* _Prompt_: Please output the entries below without altering a single character.

* _Entries taken from a collection_:
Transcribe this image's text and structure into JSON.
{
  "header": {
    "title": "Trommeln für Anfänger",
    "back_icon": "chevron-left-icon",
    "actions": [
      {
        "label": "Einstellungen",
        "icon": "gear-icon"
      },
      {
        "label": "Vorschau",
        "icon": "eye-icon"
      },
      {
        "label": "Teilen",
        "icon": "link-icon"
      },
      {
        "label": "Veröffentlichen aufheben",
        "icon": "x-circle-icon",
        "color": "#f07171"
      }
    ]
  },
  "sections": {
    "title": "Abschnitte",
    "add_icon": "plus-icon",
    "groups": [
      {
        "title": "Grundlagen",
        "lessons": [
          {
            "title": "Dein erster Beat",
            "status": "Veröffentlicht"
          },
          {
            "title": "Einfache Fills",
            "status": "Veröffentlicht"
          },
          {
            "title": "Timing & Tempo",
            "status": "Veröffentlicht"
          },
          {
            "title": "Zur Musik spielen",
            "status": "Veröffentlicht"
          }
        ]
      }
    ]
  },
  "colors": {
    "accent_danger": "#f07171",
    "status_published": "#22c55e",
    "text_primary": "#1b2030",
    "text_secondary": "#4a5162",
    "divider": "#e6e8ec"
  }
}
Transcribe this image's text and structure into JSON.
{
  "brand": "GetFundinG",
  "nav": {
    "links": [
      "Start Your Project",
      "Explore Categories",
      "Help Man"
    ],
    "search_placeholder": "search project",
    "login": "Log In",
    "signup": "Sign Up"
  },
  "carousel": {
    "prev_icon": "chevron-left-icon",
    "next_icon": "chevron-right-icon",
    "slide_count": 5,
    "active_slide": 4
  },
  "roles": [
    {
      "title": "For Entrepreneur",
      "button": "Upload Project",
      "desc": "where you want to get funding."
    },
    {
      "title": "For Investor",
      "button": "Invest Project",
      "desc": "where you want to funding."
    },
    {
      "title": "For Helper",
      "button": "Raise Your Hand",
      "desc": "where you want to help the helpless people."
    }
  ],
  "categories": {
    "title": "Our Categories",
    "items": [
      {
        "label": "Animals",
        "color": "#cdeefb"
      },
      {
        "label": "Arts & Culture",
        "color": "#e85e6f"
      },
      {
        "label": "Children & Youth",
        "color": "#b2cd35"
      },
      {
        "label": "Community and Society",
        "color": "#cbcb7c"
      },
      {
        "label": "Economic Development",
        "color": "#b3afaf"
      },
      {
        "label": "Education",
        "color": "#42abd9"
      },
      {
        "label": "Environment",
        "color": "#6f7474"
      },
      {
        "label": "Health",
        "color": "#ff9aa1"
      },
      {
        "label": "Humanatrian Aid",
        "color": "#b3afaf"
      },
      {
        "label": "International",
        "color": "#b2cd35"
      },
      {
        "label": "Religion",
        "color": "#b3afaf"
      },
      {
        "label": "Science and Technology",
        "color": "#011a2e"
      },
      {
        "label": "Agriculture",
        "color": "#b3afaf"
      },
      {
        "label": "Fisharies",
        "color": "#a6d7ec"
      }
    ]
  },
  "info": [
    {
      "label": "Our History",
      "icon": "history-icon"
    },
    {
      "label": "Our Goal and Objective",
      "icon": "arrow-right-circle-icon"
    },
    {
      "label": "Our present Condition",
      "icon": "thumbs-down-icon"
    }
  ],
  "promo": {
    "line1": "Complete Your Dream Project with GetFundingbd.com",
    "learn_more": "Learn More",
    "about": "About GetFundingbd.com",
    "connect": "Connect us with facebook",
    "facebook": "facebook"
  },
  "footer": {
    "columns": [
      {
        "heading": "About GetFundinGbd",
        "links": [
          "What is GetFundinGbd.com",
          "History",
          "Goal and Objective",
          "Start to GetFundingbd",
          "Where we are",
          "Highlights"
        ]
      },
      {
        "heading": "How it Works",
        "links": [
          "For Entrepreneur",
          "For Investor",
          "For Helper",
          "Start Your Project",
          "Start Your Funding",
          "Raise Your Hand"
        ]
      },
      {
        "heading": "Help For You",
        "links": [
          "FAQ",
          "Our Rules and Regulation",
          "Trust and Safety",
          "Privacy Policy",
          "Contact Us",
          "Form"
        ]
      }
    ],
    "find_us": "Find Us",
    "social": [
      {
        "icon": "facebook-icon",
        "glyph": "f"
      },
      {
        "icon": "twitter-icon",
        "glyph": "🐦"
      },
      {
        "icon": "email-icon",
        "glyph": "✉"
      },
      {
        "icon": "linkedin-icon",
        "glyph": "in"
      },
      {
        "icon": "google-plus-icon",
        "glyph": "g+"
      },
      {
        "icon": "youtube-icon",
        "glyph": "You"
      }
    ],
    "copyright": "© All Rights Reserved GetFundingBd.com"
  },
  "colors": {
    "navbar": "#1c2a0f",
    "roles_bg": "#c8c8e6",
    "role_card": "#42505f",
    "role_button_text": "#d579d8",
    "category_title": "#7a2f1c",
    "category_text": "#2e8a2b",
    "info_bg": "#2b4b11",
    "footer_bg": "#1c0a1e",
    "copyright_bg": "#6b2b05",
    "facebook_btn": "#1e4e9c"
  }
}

* _Answer box_:
Transcribe this image's text and structure into JSON.
{
  "header": {
    "title": "Trommeln für Anfänger",
    "back_icon": "chevron-left-icon",
    "actions": [
      {
        "label": "Einstellungen",
        "icon": "gear-icon"
      },
      {
        "label": "Vorschau",
        "icon": "eye-icon"
      },
      {
        "label": "Teilen",
        "icon": "link-icon"
      },
      {
        "label": "Veröffentlichen aufheben",
        "icon": "x-circle-icon",
        "color": "#f07171"
      }
    ]
  },
  "sections": {
    "title": "Abschnitte",
    "add_icon": "plus-icon",
    "groups": [
      {
        "title": "Grundlagen",
        "lessons": [
          {
            "title": "Dein erster Beat",
            "status": "Veröffentlicht"
          },
          {
            "title": "Einfache Fills",
            "status": "Veröffentlicht"
          },
          {
            "title": "Timing & Tempo",
            "status": "Veröffentlicht"
          },
          {
            "title": "Zur Musik spielen",
            "status": "Veröffentlicht"
          }
        ]
      }
    ]
  },
  "colors": {
    "accent_danger": "#f07171",
    "status_published": "#22c55e",
    "text_primary": "#1b2030",
    "text_secondary": "#4a5162",
    "divider": "#e6e8ec"
  }
}
Transcribe this image's text and structure into JSON.
{
  "brand": "GetFundinG",
  "nav": {
    "links": [
      "Start Your Project",
      "Explore Categories",
      "Help Man"
    ],
    "search_placeholder": "search project",
    "login": "Log In",
    "signup": "Sign Up"
  },
  "carousel": {
    "prev_icon": "chevron-left-icon",
    "next_icon": "chevron-right-icon",
    "slide_count": 5,
    "active_slide": 4
  },
  "roles": [
    {
      "title": "For Entrepreneur",
      "button": "Upload Project",
      "desc": "where you want to get funding."
    },
    {
      "title": "For Investor",
      "button": "Invest Project",
      "desc": "where you want to funding."
    },
    {
      "title": "For Helper",
      "button": "Raise Your Hand",
      "desc": "where you want to help the helpless people."
    }
  ],
  "categories": {
    "title": "Our Categories",
    "items": [
      {
        "label": "Animals",
        "color": "#cdeefb"
      },
      {
        "label": "Arts & Culture",
        "color": "#e85e6f"
      },
      {
        "label": "Children & Youth",
        "color": "#b2cd35"
      },
      {
        "label": "Community and Society",
        "color": "#cbcb7c"
      },
      {
        "label": "Economic Development",
        "color": "#b3afaf"
      },
      {
        "label": "Education",
        "color": "#42abd9"
      },
      {
        "label": "Environment",
        "color": "#6f7474"
      },
      {
        "label": "Health",
        "color": "#ff9aa1"
      },
      {
        "label": "Humanatrian Aid",
        "color": "#b3afaf"
      },
      {
        "label": "International",
        "color": "#b2cd35"
      },
      {
        "label": "Religion",
        "color": "#b3afaf"
      },
      {
        "label": "Science and Technology",
        "color": "#011a2e"
      },
      {
        "label": "Agriculture",
        "color": "#b3afaf"
      },
      {
        "label": "Fisharies",
        "color": "#a6d7ec"
      }
    ]
  },
  "info": [
    {
      "label": "Our History",
      "icon": "history-icon"
    },
    {
      "label": "Our Goal and Objective",
      "icon": "arrow-right-circle-icon"
    },
    {
      "label": "Our present Condition",
      "icon": "thumbs-down-icon"
    }
  ],
  "promo": {
    "line1": "Complete Your Dream Project with GetFundingbd.com",
    "learn_more": "Learn More",
    "about": "About GetFundingbd.com",
    "connect": "Connect us with facebook",
    "facebook": "facebook"
  },
  "footer": {
    "columns": [
      {
        "heading": "About GetFundinGbd",
        "links": [
          "What is GetFundinGbd.com",
          "History",
          "Goal and Objective",
          "Start to GetFundingbd",
          "Where we are",
          "Highlights"
        ]
      },
      {
        "heading": "How it Works",
        "links": [
          "For Entrepreneur",
          "For Investor",
          "For Helper",
          "Start Your Project",
          "Start Your Funding",
          "Raise Your Hand"
        ]
      },
      {
        "heading": "Help For You",
        "links": [
          "FAQ",
          "Our Rules and Regulation",
          "Trust and Safety",
          "Privacy Policy",
          "Contact Us",
          "Form"
        ]
      }
    ],
    "find_us": "Find Us",
    "social": [
      {
        "icon": "facebook-icon",
        "glyph": "f"
      },
      {
        "icon": "twitter-icon",
        "glyph": "🐦"
      },
      {
        "icon": "email-icon",
        "glyph": "✉"
      },
      {
        "icon": "linkedin-icon",
        "glyph": "in"
      },
      {
        "icon": "google-plus-icon",
        "glyph": "g+"
      },
      {
        "icon": "youtube-icon",
        "glyph": "You"
      }
    ],
    "copyright": "© All Rights Reserved GetFundingBd.com"
  },
  "colors": {
    "navbar": "#1c2a0f",
    "roles_bg": "#c8c8e6",
    "role_card": "#42505f",
    "role_button_text": "#d579d8",
    "category_title": "#7a2f1c",
    "category_text": "#2e8a2b",
    "info_bg": "#2b4b11",
    "footer_bg": "#1c0a1e",
    "copyright_bg": "#6b2b05",
    "facebook_btn": "#1e4e9c"
  }
}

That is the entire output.